(LISTED ENTRIES Opens)

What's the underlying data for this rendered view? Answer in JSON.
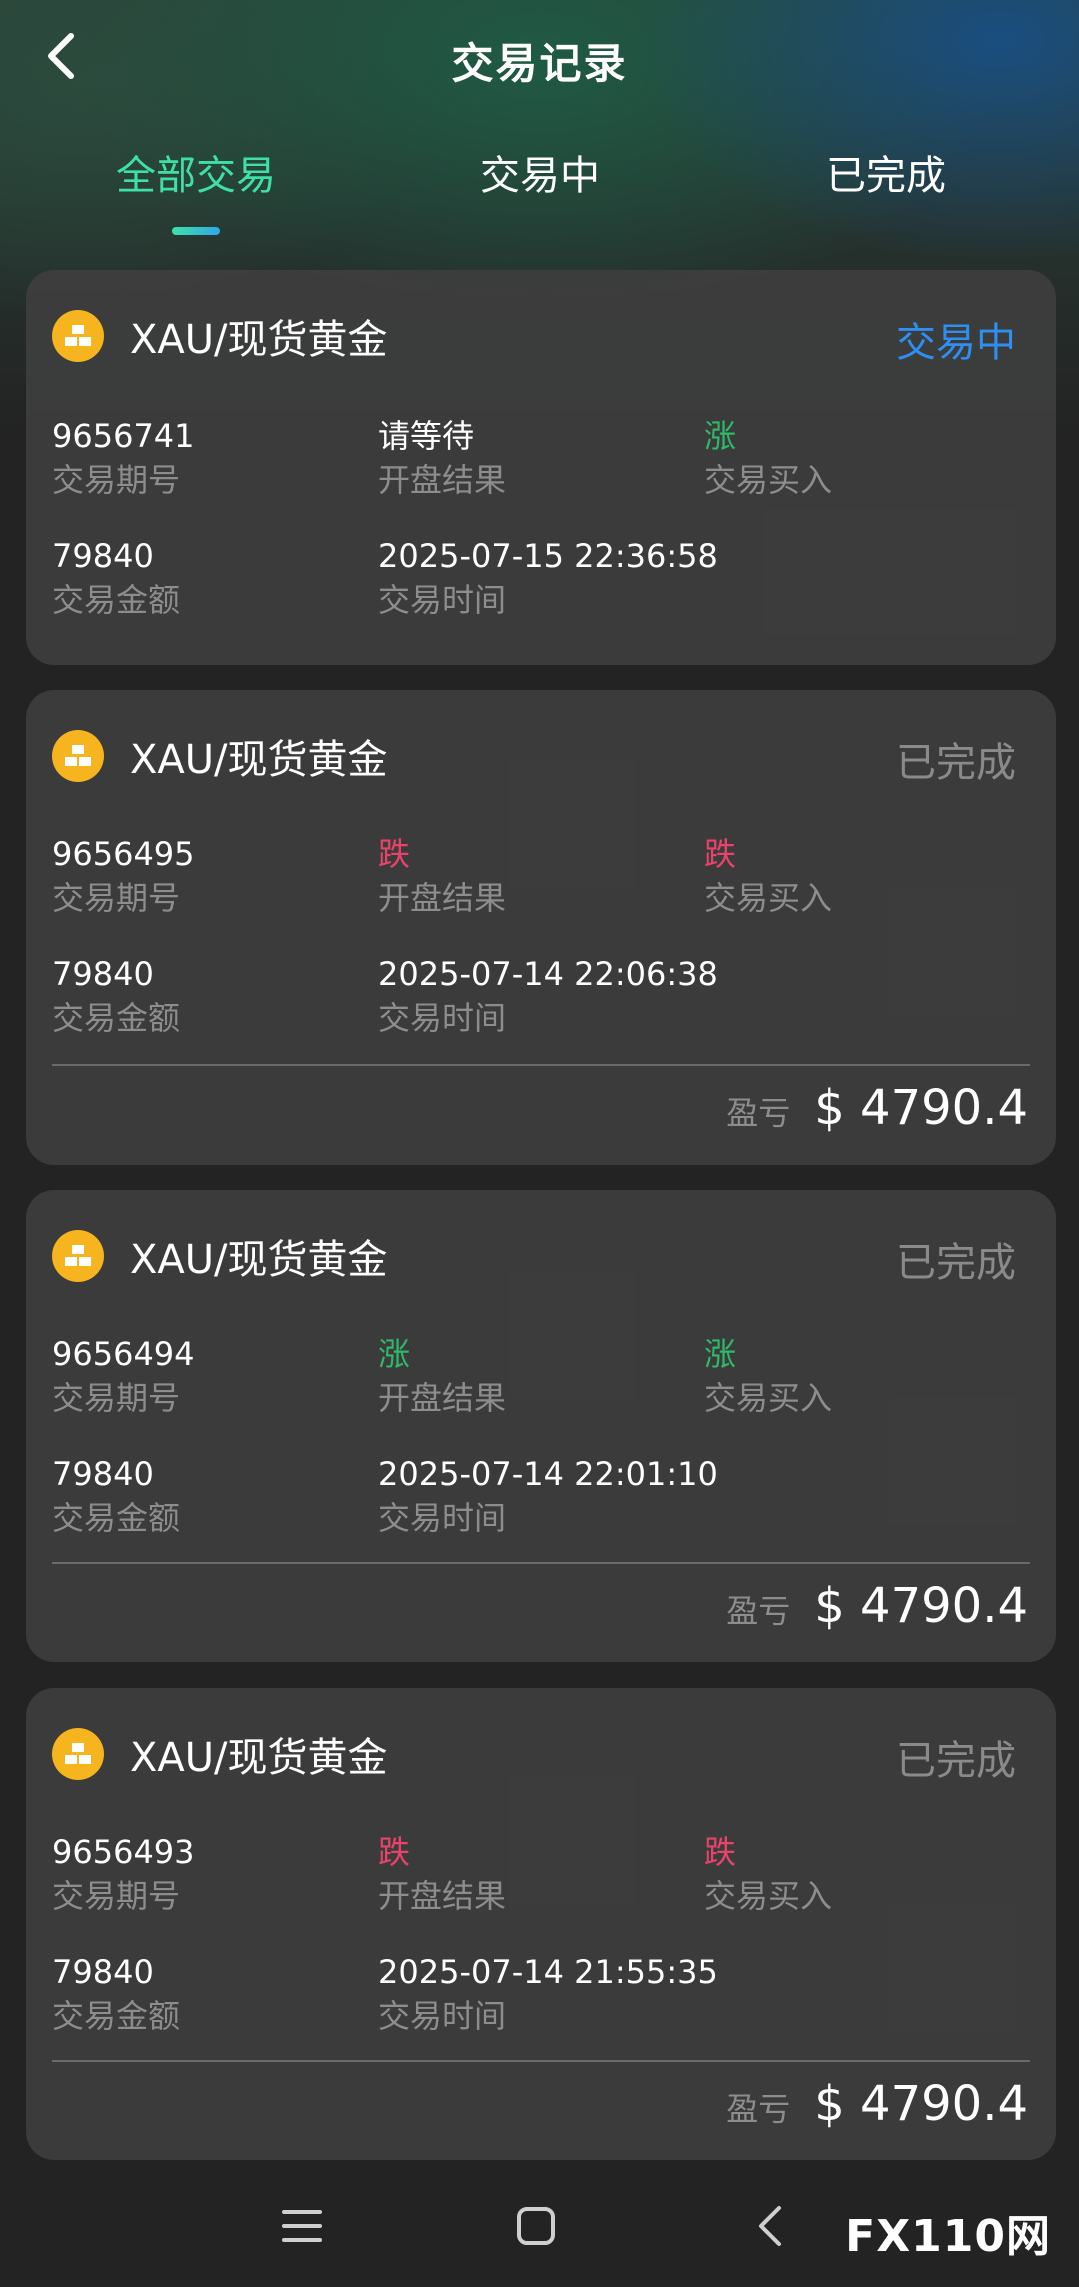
{
  "header": {
    "title": "交易记录"
  },
  "tabs": [
    {
      "label": "全部交易",
      "active": true
    },
    {
      "label": "交易中",
      "active": false
    },
    {
      "label": "已完成",
      "active": false
    }
  ],
  "labels": {
    "period": "交易期号",
    "result": "开盘结果",
    "buy": "交易买入",
    "amount": "交易金额",
    "time": "交易时间",
    "pnl": "盈亏"
  },
  "trades": [
    {
      "symbol": "XAU/现货黄金",
      "status": "交易中",
      "period": "9656741",
      "result": "请等待",
      "buy": "涨",
      "amount": "79840",
      "time": "2025-07-15 22:36:58",
      "pnl": null
    },
    {
      "symbol": "XAU/现货黄金",
      "status": "已完成",
      "period": "9656495",
      "result": "跌",
      "buy": "跌",
      "amount": "79840",
      "time": "2025-07-14 22:06:38",
      "pnl": "$ 4790.4"
    },
    {
      "symbol": "XAU/现货黄金",
      "status": "已完成",
      "period": "9656494",
      "result": "涨",
      "buy": "涨",
      "amount": "79840",
      "time": "2025-07-14 22:01:10",
      "pnl": "$ 4790.4"
    },
    {
      "symbol": "XAU/现货黄金",
      "status": "已完成",
      "period": "9656493",
      "result": "跌",
      "buy": "跌",
      "amount": "79840",
      "time": "2025-07-14 21:55:35",
      "pnl": "$ 4790.4"
    }
  ],
  "colors": {
    "accent_tab": "#3fe0a6",
    "ongoing": "#2f8ff0",
    "up": "#2fb86a",
    "down": "#e8436a",
    "gold": "#f6b41f"
  },
  "icons": {
    "back": "chevron-left-icon",
    "gold": "gold-bars-icon",
    "nav_menu": "menu-icon",
    "nav_home": "home-square-icon",
    "nav_back": "chevron-left-icon"
  },
  "watermark": {
    "brand": "FX110网"
  }
}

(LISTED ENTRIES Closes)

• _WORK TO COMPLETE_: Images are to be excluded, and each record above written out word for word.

• _ANSWER FOR THE TASK_:
What's the underlying data for this rendered view? Answer in JSON.
{
  "header": {
    "title": "交易记录"
  },
  "tabs": [
    {
      "label": "全部交易",
      "active": true
    },
    {
      "label": "交易中",
      "active": false
    },
    {
      "label": "已完成",
      "active": false
    }
  ],
  "labels": {
    "period": "交易期号",
    "result": "开盘结果",
    "buy": "交易买入",
    "amount": "交易金额",
    "time": "交易时间",
    "pnl": "盈亏"
  },
  "trades": [
    {
      "symbol": "XAU/现货黄金",
      "status": "交易中",
      "period": "9656741",
      "result": "请等待",
      "buy": "涨",
      "amount": "79840",
      "time": "2025-07-15 22:36:58",
      "pnl": null
    },
    {
      "symbol": "XAU/现货黄金",
      "status": "已完成",
      "period": "9656495",
      "result": "跌",
      "buy": "跌",
      "amount": "79840",
      "time": "2025-07-14 22:06:38",
      "pnl": "$ 4790.4"
    },
    {
      "symbol": "XAU/现货黄金",
      "status": "已完成",
      "period": "9656494",
      "result": "涨",
      "buy": "涨",
      "amount": "79840",
      "time": "2025-07-14 22:01:10",
      "pnl": "$ 4790.4"
    },
    {
      "symbol": "XAU/现货黄金",
      "status": "已完成",
      "period": "9656493",
      "result": "跌",
      "buy": "跌",
      "amount": "79840",
      "time": "2025-07-14 21:55:35",
      "pnl": "$ 4790.4"
    }
  ],
  "colors": {
    "accent_tab": "#3fe0a6",
    "ongoing": "#2f8ff0",
    "up": "#2fb86a",
    "down": "#e8436a",
    "gold": "#f6b41f"
  },
  "icons": {
    "back": "chevron-left-icon",
    "gold": "gold-bars-icon",
    "nav_menu": "menu-icon",
    "nav_home": "home-square-icon",
    "nav_back": "chevron-left-icon"
  },
  "watermark": {
    "brand": "FX110网"
  }
}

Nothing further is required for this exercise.